(Web page and app entries)
-=-=-
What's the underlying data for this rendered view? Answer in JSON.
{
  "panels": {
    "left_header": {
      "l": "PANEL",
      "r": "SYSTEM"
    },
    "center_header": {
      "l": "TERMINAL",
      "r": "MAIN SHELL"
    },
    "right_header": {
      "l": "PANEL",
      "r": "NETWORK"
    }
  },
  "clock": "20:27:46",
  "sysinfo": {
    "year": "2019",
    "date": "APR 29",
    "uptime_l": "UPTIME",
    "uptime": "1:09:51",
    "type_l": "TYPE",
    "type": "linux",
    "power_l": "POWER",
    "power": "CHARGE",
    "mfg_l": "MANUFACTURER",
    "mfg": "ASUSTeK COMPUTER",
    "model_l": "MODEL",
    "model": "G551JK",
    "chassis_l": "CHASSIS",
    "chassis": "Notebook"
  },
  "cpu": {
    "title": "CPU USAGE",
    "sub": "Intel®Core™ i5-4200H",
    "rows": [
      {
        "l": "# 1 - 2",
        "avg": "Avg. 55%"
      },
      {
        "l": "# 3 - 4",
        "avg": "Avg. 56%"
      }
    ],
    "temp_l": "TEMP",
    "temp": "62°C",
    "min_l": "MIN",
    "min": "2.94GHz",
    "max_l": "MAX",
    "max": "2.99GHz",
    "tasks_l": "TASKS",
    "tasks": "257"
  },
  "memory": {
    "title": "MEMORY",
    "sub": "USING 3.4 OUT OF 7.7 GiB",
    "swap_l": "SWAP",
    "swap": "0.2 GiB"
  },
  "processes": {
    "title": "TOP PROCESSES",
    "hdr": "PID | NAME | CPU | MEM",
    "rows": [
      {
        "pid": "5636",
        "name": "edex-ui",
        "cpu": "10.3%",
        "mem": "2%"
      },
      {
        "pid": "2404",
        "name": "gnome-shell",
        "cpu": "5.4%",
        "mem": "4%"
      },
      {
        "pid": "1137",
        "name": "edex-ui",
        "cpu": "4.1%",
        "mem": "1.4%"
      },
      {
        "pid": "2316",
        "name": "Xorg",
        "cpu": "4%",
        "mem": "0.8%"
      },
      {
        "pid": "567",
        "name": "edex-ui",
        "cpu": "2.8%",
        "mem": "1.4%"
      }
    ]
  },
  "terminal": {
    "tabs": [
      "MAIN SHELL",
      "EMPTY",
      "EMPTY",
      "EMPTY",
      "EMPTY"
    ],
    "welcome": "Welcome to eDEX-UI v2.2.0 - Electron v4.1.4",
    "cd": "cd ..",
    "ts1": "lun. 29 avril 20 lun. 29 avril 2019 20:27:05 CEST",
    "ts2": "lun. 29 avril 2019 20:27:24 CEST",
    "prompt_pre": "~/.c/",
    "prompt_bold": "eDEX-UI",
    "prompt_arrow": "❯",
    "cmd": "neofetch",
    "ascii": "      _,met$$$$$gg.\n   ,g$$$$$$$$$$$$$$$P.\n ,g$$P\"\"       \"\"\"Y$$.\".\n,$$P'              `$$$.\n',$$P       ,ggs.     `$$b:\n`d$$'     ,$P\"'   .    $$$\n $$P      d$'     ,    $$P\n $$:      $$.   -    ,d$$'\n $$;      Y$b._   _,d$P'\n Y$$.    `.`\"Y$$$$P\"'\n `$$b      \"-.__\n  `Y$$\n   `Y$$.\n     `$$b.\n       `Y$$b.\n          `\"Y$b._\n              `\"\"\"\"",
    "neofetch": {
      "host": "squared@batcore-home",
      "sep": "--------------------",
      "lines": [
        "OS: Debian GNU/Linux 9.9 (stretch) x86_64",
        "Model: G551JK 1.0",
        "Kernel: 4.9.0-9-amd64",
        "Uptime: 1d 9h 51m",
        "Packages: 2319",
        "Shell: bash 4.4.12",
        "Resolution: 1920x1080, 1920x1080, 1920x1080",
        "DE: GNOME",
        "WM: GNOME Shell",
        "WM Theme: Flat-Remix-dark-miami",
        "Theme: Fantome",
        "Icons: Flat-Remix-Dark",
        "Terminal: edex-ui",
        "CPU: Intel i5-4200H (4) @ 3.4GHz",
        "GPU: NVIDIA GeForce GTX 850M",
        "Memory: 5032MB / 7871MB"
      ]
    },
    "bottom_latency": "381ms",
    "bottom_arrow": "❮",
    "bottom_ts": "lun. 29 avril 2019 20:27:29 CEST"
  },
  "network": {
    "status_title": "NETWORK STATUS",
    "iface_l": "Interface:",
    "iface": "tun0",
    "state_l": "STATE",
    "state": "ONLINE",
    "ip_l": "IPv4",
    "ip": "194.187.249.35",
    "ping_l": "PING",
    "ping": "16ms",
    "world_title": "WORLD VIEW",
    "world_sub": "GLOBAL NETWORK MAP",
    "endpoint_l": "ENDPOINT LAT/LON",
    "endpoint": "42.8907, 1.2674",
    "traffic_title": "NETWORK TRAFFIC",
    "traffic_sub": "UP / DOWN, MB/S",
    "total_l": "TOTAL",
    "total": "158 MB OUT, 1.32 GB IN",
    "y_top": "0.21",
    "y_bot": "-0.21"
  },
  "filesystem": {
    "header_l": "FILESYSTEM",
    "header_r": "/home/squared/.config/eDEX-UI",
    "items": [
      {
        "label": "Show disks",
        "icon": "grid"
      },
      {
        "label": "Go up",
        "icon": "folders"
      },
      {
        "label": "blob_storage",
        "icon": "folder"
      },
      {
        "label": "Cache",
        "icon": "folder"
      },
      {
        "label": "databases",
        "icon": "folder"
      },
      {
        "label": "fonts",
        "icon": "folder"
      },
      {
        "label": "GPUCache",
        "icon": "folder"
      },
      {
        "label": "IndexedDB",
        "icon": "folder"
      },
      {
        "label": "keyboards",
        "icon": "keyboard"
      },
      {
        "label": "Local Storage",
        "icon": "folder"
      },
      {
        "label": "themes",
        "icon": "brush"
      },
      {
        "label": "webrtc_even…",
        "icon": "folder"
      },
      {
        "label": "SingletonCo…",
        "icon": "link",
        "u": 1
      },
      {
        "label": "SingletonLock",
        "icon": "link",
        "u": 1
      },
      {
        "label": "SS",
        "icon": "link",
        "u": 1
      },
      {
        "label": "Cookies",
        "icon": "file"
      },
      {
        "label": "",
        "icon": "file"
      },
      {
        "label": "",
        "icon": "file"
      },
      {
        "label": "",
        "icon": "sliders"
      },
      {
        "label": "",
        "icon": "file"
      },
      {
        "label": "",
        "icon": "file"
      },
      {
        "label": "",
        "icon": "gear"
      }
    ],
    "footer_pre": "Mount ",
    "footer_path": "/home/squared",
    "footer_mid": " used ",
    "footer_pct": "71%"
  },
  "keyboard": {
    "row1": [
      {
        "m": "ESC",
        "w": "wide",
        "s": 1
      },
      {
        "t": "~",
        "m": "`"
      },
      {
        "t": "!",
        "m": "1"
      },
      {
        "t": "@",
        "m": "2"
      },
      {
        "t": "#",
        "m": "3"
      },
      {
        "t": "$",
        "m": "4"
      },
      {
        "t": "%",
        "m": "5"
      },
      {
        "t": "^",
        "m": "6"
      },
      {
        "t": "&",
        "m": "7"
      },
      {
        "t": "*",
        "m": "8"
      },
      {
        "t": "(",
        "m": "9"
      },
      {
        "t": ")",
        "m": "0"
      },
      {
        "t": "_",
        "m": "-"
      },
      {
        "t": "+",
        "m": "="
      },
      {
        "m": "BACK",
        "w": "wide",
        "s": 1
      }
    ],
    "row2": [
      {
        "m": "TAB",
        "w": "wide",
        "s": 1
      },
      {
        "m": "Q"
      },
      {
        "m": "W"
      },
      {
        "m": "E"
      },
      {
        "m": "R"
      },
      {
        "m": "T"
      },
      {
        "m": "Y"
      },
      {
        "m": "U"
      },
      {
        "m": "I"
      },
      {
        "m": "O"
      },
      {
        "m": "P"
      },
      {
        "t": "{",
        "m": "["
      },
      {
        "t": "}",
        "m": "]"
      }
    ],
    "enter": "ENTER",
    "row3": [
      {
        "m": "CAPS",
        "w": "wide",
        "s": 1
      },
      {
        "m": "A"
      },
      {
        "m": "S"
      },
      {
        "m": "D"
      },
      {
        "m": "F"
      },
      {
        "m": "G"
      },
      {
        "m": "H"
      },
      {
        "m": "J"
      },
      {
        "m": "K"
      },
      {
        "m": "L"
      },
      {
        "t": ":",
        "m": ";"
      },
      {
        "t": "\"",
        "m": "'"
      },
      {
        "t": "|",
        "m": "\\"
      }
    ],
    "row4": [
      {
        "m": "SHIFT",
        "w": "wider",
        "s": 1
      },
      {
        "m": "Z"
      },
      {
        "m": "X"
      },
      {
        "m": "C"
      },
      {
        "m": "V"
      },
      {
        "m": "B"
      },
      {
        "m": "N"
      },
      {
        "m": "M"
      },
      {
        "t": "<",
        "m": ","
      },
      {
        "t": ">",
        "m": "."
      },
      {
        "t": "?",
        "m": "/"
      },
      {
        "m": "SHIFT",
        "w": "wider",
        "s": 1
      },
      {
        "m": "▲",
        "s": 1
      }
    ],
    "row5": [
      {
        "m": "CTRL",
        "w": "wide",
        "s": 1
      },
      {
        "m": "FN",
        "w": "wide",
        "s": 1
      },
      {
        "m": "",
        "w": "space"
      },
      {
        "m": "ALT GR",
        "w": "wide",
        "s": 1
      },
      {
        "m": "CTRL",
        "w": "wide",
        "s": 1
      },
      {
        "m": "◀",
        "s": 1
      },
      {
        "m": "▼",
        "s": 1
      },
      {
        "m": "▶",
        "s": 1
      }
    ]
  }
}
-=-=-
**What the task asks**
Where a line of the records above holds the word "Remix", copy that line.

**Task response**
        "WM Theme: Flat-Remix-dark-miami",
        "Icons: Flat-Remix-Dark",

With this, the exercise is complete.